Brenda’s response was instantaneous and vehement, “Other people’s lives.” It was perfect.
The 2015 Luminaire Award for Best Prose
We are pleased to announce this piece as a finalist for the 2015 Luminaire Award for Best Prose, honoring the independent press’ best short stories and hybrid prose works of the year. The winners are selected by an external panel that judges all pieces blind and selects the full list of finalists. Alternating Current does not determine the final outcome for the judging; the external judges’ decisions are final.

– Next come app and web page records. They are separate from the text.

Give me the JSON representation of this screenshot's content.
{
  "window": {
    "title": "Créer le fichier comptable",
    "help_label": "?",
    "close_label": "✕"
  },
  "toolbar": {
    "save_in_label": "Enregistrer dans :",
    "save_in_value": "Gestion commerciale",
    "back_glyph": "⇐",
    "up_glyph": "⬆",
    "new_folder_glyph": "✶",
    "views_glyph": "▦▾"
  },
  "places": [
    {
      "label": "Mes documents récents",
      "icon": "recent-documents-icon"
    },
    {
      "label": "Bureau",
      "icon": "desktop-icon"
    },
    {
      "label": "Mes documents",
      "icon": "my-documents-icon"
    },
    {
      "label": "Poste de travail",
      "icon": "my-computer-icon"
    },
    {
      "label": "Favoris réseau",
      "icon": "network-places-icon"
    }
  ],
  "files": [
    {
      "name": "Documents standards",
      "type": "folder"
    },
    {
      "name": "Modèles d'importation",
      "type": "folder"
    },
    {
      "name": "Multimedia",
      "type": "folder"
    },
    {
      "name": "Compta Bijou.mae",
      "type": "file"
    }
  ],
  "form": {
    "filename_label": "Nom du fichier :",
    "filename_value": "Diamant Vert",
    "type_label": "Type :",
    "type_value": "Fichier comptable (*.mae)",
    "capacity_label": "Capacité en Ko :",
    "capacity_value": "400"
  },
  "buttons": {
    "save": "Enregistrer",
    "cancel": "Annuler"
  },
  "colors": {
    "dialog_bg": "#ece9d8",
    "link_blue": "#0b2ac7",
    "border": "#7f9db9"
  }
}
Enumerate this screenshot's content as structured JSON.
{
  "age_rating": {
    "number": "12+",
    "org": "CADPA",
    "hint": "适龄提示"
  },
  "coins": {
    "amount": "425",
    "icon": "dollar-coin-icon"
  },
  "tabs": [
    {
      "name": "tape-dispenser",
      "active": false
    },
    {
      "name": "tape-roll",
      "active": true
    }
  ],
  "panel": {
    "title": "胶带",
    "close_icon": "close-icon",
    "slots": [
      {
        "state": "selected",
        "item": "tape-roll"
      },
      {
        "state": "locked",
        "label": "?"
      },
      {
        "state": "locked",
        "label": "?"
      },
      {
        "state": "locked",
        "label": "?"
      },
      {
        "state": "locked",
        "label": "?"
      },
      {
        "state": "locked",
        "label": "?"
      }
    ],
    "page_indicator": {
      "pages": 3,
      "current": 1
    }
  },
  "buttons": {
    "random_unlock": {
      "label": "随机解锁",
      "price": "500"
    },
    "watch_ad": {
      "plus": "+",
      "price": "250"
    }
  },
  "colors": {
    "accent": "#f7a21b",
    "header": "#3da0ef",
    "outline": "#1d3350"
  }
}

Originally from Albany, NY, Phill Arensberg graduated from Connecticut College with a BA in English literature and he attended the conservatory program at Chicago’s Second City. Phill is the co-author of the serialized radio play, Who Killed Mysterioso, as well as the creator of five improvised plays. He’s also authored the narration of the documentary, The Albany Mummies. Phill is also an avid improviser, performing with Comedy Sportz and Boom Chicago. Currently, Phill lives in Seattle with his amazing wife, Holly, and their cat, Haroun.
Originally published on 7/9/15.